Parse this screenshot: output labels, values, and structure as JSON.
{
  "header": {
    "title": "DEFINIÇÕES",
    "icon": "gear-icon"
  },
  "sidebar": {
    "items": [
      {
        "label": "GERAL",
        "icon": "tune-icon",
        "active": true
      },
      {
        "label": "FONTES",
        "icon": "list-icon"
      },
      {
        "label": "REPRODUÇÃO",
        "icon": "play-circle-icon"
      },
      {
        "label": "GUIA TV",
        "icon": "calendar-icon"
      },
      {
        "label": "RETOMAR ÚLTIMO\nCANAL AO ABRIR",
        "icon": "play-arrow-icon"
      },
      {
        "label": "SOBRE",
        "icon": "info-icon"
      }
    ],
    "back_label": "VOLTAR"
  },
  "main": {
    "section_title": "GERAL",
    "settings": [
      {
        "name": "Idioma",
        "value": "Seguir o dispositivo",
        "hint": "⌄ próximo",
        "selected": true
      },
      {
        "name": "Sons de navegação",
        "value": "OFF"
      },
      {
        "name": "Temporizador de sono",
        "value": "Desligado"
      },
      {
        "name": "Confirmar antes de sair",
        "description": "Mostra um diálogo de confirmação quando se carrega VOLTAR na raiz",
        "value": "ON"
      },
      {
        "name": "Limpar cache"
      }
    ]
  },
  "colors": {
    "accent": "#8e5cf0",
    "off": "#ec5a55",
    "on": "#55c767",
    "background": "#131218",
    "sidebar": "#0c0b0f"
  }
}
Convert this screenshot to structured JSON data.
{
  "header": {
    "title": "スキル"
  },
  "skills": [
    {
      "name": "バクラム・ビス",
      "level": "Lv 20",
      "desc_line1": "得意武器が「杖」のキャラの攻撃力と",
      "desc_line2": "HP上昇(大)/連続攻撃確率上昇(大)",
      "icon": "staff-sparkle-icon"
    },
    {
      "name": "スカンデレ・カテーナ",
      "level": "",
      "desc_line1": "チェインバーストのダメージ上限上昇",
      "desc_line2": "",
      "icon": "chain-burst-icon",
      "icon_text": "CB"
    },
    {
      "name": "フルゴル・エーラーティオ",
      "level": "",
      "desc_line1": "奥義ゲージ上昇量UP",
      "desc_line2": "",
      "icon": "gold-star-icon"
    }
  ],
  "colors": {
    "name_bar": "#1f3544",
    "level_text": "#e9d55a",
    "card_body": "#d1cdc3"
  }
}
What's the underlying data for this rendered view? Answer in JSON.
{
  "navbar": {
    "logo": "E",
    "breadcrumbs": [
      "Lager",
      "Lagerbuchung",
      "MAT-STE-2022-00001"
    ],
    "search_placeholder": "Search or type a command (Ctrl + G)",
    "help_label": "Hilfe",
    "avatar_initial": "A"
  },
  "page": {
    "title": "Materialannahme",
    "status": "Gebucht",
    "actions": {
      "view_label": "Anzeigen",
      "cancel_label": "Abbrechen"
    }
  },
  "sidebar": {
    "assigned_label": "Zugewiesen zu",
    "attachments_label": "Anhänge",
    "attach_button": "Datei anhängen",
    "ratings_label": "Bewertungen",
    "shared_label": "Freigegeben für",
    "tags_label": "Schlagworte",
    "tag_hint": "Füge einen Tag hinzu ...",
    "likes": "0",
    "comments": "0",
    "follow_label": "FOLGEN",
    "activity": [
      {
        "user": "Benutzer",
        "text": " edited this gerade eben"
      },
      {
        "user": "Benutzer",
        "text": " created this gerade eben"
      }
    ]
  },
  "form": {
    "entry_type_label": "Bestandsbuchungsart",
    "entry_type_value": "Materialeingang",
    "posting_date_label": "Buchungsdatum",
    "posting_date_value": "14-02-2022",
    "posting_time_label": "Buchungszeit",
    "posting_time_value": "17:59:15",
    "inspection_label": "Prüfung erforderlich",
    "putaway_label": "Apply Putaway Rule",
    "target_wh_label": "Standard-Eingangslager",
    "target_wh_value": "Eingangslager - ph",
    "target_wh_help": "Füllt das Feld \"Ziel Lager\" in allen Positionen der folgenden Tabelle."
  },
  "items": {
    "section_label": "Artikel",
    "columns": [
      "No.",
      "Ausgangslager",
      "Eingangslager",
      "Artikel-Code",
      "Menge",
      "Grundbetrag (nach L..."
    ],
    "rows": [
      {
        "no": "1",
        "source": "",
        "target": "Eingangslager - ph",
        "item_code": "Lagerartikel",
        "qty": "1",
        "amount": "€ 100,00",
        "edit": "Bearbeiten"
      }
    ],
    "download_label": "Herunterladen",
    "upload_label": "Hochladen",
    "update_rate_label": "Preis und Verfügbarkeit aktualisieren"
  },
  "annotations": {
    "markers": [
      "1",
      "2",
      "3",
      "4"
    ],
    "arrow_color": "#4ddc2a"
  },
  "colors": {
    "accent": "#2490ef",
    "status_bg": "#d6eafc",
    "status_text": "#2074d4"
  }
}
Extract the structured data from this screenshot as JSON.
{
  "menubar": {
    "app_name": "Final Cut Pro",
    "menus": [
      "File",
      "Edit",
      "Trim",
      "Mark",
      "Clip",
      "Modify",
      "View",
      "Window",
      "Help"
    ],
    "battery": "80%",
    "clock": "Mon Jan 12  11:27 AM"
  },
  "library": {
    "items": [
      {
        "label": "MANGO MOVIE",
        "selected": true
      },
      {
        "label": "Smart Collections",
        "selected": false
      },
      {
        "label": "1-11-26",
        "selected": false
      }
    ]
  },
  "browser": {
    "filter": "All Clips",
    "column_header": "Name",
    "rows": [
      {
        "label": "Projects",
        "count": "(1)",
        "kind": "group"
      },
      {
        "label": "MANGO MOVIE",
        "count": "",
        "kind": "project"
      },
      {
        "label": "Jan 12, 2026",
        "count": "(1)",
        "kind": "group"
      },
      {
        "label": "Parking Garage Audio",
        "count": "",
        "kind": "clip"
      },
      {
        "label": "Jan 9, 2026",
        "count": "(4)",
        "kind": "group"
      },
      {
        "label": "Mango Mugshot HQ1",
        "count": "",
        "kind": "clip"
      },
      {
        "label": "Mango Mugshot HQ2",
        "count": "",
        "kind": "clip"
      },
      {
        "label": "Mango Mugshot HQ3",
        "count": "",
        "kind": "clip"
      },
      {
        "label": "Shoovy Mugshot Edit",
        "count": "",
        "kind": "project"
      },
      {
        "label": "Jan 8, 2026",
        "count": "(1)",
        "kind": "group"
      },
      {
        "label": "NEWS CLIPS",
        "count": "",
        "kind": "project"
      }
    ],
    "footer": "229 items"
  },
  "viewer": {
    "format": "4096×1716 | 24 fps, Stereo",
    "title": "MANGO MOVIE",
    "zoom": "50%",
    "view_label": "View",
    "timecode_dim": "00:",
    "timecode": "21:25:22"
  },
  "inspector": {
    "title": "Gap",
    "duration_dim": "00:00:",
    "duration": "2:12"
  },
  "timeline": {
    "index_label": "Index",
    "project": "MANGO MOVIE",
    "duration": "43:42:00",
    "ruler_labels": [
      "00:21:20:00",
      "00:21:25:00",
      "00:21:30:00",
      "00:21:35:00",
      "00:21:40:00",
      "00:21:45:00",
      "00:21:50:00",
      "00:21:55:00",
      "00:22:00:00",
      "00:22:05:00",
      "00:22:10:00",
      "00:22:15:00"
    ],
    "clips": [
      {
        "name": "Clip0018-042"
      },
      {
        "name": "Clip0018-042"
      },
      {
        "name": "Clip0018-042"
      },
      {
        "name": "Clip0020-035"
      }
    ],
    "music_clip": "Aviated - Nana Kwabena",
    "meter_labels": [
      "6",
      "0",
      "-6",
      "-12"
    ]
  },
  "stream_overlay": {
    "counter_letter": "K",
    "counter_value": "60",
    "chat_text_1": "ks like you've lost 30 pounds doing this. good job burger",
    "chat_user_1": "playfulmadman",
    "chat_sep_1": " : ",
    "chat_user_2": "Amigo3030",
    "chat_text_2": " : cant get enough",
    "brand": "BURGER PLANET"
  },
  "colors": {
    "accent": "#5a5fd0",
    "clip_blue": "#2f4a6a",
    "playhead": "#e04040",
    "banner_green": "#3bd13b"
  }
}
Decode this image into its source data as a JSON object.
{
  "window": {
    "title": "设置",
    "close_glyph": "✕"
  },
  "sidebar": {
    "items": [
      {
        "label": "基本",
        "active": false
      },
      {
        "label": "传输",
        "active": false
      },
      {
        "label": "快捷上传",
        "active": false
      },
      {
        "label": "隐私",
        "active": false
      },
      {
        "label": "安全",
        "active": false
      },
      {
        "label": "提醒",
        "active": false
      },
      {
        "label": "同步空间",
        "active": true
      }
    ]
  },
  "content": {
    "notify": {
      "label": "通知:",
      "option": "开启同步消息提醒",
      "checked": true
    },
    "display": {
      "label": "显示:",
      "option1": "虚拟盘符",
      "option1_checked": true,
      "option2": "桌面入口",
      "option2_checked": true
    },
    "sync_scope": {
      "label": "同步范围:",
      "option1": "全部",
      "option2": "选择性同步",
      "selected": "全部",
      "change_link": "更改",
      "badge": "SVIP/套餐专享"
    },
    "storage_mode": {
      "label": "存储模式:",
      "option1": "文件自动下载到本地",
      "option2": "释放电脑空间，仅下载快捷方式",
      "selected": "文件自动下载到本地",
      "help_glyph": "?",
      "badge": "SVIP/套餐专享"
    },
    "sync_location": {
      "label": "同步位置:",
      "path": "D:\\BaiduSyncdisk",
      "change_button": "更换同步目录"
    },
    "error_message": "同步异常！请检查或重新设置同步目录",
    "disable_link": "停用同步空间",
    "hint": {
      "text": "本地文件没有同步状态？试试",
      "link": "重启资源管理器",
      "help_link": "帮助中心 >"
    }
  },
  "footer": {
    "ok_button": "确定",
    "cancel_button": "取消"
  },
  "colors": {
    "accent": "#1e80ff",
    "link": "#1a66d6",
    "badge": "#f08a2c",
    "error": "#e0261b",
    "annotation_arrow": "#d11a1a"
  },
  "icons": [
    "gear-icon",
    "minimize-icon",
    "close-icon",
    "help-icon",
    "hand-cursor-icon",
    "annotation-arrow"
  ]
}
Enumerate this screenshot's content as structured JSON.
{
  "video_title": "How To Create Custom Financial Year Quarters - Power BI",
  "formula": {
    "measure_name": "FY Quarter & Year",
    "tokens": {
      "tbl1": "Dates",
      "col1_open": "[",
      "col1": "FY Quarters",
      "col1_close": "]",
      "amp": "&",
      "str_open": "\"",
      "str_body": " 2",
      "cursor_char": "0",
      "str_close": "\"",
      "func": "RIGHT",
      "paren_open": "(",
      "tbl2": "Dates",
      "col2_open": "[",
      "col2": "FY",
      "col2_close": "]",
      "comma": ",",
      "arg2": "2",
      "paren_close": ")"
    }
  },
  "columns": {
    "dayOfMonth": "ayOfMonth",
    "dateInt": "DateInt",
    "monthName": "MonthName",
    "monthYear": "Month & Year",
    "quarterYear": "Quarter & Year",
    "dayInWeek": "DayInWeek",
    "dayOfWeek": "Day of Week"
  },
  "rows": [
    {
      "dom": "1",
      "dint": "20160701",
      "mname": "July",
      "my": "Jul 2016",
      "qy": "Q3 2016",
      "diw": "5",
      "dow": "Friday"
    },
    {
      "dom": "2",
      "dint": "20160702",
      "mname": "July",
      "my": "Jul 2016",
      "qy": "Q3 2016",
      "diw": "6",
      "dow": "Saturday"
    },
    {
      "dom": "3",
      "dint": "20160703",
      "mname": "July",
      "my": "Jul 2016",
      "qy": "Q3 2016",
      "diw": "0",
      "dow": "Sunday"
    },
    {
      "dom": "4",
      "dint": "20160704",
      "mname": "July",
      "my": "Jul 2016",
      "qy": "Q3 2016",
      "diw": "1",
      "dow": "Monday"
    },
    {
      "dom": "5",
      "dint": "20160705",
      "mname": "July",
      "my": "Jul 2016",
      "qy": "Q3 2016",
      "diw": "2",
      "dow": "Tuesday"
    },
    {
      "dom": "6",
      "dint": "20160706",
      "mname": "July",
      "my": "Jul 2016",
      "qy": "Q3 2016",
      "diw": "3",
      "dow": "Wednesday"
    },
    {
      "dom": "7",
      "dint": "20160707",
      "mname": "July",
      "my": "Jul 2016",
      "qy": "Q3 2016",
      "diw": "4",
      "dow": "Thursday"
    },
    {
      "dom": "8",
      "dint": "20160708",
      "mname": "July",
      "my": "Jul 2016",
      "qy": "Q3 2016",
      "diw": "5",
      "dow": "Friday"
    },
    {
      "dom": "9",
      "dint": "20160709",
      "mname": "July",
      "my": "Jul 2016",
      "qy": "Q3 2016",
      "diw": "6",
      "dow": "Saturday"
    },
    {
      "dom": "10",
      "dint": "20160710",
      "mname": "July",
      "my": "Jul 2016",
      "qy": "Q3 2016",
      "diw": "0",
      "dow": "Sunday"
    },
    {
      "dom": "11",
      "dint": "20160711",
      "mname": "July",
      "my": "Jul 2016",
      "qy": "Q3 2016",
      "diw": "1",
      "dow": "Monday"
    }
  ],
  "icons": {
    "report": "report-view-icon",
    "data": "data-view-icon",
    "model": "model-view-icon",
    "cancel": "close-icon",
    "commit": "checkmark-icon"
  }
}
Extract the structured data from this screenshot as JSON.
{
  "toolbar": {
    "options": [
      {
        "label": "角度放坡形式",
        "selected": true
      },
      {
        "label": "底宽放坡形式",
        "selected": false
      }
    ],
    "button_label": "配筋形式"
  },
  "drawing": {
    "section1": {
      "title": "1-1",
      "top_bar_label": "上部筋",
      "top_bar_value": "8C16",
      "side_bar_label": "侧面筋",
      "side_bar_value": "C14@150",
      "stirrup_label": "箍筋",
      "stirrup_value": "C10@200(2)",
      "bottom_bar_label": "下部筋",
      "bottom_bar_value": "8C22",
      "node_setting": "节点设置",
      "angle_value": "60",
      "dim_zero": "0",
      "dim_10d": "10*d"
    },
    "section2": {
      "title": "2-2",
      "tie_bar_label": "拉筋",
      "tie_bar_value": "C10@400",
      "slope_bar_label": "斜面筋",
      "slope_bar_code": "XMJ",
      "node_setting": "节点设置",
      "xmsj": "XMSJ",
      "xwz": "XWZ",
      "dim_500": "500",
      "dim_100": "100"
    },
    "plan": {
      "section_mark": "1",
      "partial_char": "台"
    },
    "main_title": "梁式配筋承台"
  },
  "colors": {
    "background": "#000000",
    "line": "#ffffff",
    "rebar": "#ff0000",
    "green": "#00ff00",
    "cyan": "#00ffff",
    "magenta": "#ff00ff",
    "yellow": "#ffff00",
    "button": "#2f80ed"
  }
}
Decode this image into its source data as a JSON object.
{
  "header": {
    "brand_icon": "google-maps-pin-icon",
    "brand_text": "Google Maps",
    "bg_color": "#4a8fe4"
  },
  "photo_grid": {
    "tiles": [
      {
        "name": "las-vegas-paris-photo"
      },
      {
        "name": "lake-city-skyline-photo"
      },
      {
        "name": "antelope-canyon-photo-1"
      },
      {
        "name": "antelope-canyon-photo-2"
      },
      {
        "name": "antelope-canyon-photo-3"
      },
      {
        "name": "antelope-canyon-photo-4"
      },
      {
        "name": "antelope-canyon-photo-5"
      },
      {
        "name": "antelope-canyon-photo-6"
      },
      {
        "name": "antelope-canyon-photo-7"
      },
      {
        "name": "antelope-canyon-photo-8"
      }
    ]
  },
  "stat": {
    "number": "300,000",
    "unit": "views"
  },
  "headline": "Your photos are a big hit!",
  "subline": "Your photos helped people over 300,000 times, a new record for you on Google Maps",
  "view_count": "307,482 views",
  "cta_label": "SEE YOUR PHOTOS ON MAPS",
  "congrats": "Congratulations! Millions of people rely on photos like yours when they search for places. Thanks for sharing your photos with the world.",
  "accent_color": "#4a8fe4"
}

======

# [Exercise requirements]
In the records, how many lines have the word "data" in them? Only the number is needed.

# [Response area]
7